__What needs to be done__
Spot each line in the records below where the word "title" occurs, then copy it.

Component data from apps and pages:
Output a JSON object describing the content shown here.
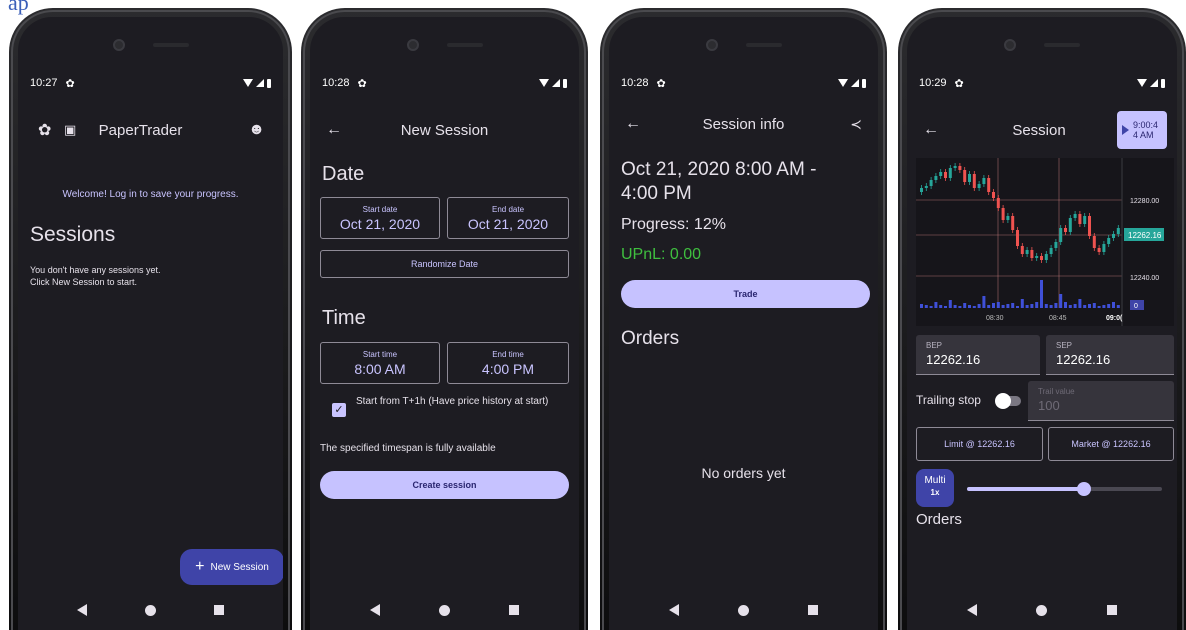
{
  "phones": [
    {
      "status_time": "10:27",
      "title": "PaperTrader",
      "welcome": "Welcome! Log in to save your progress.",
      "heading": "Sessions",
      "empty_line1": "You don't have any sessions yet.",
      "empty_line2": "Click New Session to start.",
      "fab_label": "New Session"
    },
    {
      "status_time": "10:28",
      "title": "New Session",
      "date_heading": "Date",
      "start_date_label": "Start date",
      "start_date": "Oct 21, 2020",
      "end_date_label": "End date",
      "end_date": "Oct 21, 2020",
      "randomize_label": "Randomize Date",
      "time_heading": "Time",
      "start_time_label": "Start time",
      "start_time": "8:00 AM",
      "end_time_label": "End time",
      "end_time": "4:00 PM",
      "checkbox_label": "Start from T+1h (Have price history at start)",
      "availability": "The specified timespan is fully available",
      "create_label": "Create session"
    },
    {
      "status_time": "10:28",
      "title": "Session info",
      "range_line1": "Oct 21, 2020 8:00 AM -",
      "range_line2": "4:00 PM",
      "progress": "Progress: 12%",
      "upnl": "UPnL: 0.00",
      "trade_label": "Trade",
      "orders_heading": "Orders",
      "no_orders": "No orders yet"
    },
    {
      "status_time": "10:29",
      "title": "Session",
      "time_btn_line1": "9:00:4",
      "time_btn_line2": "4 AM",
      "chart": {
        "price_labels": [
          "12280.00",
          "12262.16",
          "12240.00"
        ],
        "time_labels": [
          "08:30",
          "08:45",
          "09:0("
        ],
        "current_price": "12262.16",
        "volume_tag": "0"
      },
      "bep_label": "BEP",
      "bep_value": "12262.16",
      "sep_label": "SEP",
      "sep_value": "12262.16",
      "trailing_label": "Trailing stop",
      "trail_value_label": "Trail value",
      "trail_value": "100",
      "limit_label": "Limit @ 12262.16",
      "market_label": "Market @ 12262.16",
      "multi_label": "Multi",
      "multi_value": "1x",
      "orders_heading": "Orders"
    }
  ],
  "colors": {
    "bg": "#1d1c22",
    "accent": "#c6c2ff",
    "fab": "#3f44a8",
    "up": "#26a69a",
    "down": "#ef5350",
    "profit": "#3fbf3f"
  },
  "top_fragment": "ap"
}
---
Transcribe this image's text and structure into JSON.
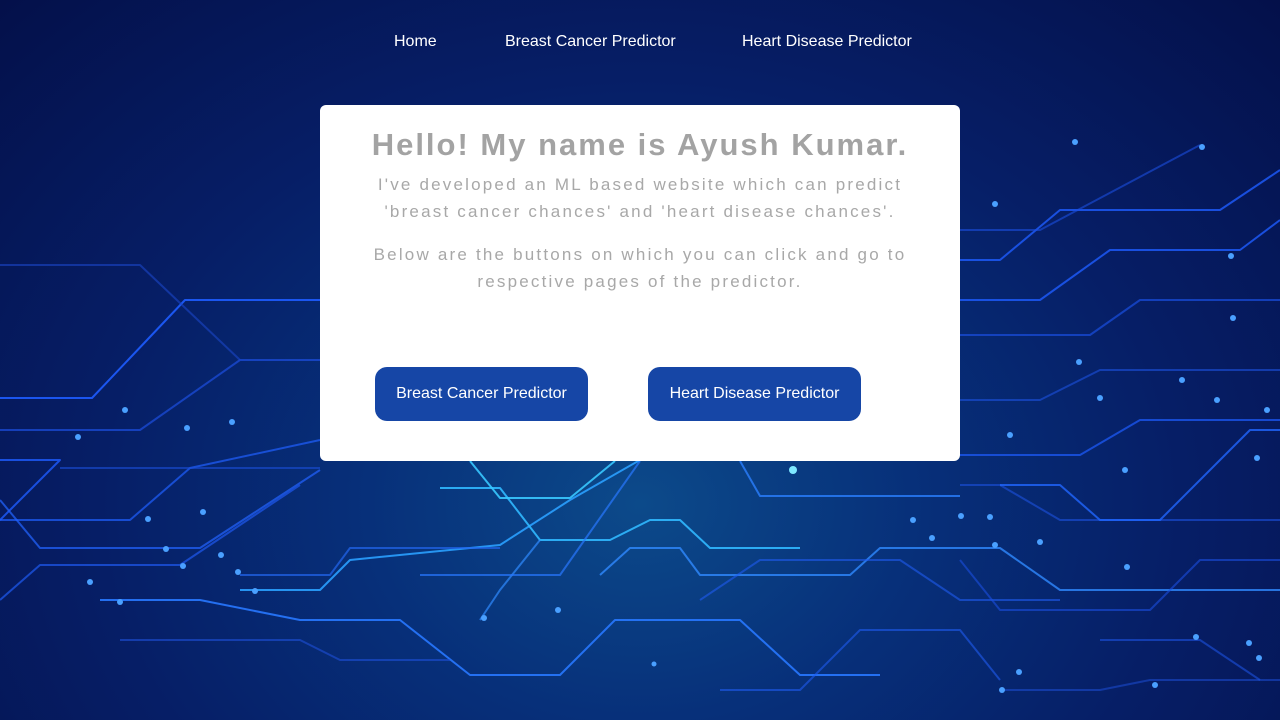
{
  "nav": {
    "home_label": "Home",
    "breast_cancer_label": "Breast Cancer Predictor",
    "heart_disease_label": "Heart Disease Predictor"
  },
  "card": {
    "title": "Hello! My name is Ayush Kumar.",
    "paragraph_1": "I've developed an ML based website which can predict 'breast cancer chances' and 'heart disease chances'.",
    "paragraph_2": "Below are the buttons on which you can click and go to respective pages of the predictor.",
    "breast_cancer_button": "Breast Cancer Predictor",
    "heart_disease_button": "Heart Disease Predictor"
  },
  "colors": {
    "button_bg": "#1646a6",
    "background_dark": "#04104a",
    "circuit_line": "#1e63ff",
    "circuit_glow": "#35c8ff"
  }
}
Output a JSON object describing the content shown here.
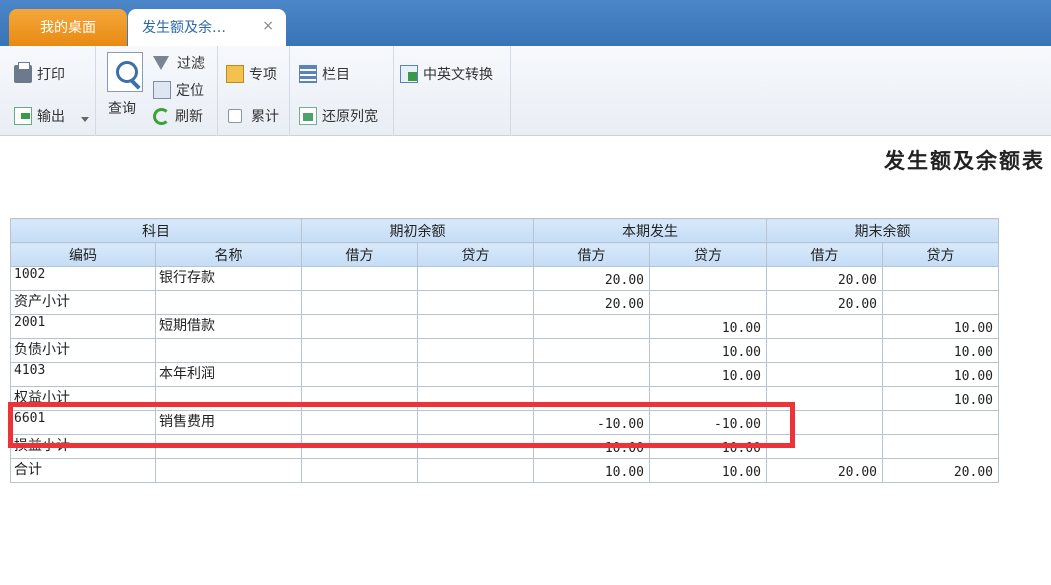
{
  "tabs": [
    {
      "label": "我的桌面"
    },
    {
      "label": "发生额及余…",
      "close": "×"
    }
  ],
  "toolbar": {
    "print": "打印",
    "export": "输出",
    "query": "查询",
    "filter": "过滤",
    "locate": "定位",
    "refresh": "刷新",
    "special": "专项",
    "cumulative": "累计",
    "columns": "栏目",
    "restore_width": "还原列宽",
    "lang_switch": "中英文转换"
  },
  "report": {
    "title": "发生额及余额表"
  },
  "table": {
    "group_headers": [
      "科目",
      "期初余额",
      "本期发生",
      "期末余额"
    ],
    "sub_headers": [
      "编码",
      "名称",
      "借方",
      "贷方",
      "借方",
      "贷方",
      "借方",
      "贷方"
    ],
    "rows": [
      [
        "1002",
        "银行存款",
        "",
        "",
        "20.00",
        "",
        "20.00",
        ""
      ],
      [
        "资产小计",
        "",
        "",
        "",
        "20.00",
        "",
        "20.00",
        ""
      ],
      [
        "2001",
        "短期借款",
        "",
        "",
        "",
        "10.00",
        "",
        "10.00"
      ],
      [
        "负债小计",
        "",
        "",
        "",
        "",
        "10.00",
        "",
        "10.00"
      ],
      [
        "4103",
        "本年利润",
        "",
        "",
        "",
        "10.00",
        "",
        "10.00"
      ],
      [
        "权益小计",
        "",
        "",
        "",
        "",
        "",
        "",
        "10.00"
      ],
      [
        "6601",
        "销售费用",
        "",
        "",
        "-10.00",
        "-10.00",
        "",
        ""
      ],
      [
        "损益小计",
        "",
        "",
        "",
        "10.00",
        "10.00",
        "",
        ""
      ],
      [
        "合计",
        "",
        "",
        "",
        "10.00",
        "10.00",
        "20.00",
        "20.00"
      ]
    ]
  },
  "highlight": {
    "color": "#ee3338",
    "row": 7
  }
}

__Response area__
      "title": "PaperTrader",
      "title": "New Session",
      "title": "Session info",
      "title": "Session",
    "title": "Hello! My name is Ayush Kumar.",
    "title": "发生额及余额表"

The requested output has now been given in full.